Objectives form the reference point for most mainstream (development) evaluations. Objectives underpin the OECD/DAC evaluation criteria. For instance:
- Relevance: Are the programme objectives aligned to the situation?
- Effectiveness: Were the programme objectives met?
In development evaluation, we sometimes come across programmes that are radically re-designed during the mid-term. When this happens, the evaluator is faced with a dilemma: do you measure success against the original objectives, but risk undervaluing a genuinely flexible and responsive programme? Or, do you measure success against the re-designed objectives, but risk excusing an initially poor design? The former often seems too harsh, the latter too lenient.
In conflict-affected situations, flexibility is a must and re-design occurs more often. Many things cannot be planned in advance, and managers respond to constraints and opportunities as they arise. Yet, being responsive to a dynamic context can undermine plans made three or five years previous.
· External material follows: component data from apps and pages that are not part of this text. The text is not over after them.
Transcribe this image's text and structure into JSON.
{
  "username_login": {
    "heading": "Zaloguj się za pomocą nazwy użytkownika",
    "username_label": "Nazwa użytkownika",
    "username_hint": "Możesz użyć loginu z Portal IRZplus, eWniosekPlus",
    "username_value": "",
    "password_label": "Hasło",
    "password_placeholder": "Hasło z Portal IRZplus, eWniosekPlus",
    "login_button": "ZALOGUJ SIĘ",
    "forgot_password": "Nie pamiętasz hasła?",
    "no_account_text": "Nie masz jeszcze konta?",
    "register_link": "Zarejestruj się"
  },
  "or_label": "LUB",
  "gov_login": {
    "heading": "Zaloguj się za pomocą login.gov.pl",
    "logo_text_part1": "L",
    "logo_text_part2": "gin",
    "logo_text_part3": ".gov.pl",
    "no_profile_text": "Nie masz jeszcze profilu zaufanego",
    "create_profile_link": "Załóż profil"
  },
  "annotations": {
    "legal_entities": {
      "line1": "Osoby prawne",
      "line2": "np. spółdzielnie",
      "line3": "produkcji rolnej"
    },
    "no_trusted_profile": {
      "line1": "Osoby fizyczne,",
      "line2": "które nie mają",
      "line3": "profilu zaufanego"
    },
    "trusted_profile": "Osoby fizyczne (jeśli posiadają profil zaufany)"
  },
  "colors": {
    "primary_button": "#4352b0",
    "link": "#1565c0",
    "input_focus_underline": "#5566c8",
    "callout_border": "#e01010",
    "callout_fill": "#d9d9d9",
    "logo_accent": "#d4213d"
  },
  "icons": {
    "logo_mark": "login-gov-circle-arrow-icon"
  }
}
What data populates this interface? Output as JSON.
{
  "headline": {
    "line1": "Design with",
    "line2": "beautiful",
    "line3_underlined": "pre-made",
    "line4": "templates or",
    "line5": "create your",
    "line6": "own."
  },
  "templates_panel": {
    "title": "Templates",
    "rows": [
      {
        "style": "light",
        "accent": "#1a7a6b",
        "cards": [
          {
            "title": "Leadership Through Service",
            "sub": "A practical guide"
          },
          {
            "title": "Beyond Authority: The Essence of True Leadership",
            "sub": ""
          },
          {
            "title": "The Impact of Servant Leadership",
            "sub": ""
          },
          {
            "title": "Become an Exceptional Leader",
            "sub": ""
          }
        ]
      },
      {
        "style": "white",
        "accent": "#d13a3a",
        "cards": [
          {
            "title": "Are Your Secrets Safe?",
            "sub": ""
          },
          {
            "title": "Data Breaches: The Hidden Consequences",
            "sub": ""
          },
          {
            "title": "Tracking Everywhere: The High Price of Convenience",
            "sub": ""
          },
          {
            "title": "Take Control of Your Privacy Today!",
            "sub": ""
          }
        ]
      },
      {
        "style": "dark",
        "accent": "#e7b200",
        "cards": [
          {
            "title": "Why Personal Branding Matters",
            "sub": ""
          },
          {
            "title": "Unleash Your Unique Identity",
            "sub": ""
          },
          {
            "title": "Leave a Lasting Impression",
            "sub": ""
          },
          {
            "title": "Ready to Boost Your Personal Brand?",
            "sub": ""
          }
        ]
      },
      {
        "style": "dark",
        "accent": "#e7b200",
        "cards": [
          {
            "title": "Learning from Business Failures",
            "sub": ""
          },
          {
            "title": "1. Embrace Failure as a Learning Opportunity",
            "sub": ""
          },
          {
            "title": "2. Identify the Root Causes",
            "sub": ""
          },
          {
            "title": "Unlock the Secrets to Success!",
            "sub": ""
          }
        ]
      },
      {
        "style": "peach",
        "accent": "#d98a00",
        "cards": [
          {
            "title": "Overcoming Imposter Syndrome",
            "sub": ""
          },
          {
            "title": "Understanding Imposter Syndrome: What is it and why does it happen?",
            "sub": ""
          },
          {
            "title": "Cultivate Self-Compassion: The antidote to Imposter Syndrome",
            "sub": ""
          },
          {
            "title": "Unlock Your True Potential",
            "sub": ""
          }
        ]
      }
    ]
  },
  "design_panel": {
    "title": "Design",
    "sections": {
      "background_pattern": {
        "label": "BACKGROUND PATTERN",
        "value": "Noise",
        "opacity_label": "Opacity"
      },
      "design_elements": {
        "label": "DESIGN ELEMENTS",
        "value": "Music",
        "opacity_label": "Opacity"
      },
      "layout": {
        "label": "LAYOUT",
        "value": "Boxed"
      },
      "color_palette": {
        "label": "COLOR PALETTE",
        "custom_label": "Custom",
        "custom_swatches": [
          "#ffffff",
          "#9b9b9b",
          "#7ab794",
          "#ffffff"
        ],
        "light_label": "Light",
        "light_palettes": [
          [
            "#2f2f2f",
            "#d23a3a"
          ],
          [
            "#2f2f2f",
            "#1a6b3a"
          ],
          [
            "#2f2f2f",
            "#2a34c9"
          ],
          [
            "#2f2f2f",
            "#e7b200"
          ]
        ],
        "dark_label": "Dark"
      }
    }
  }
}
There are also other reasons why clearly planned objectives may be undermined in such fragile contexts:
- Terms such as peace and conflict prevention may not be well defined. Indeed, not all stakeholders may share the same understanding within a single programme (e.g. differing civilian and military perspectives).
- Peace may not be an explicitly-stated objective. The Utstein palette (PDF) is helpful in this regard, as it unpacks the full range of activities that may contribute to conflict prevention and peace-building. Yet for the evaluator, this all-encompassing view of peace-building activities presents a challenge; with interventions contributing to peace even when this is not stated.
- Objectives may be politically-sensitive, and may be hidden or masked. For the ex post evaluator, a retrospective interpretation of such objectives opens up the real possibility of contested findings. This is especially so where the ‘evaluation space’ is highly contested, as was the case in the CPPB evaluation in SriLanka (PDF).
So, what provides an alternative point of reference?
Well, the perspectives of local people: their needs, and their understanding of what drives the conflict. The draft OECD Guidance on Evaluating Conflict Prevention and Peacebuilding Activities (currently under revision), provides an entry point for developing such an approach. It layers Conflict Analysis onto the traditional DAC evaluation approach, although it doesn’t fully integrate the two approaches. Instead, a more radical view would be to use the conflict analysis (especially an analysis by local people about what drives the conflict) as a reference point for evaluating the intervention. For instance:
- Relevance: To what extent does the programme reflect a local understanding of the conflict?
- Effectiveness: To what extent does the programme address the drivers of the conflict?
- Impact: To what extent is the programme leading to reduced conflict, by building peace?
Some will argue that this shifts accountability away from programme managers. After all, managers should be accountable for their design, and therefore measured against the objectives they stated. But, this suggested approach is more about making managers accountable to their constituents (their target audience), and focuses on whether they are addressing local needs and factors behind the conflict.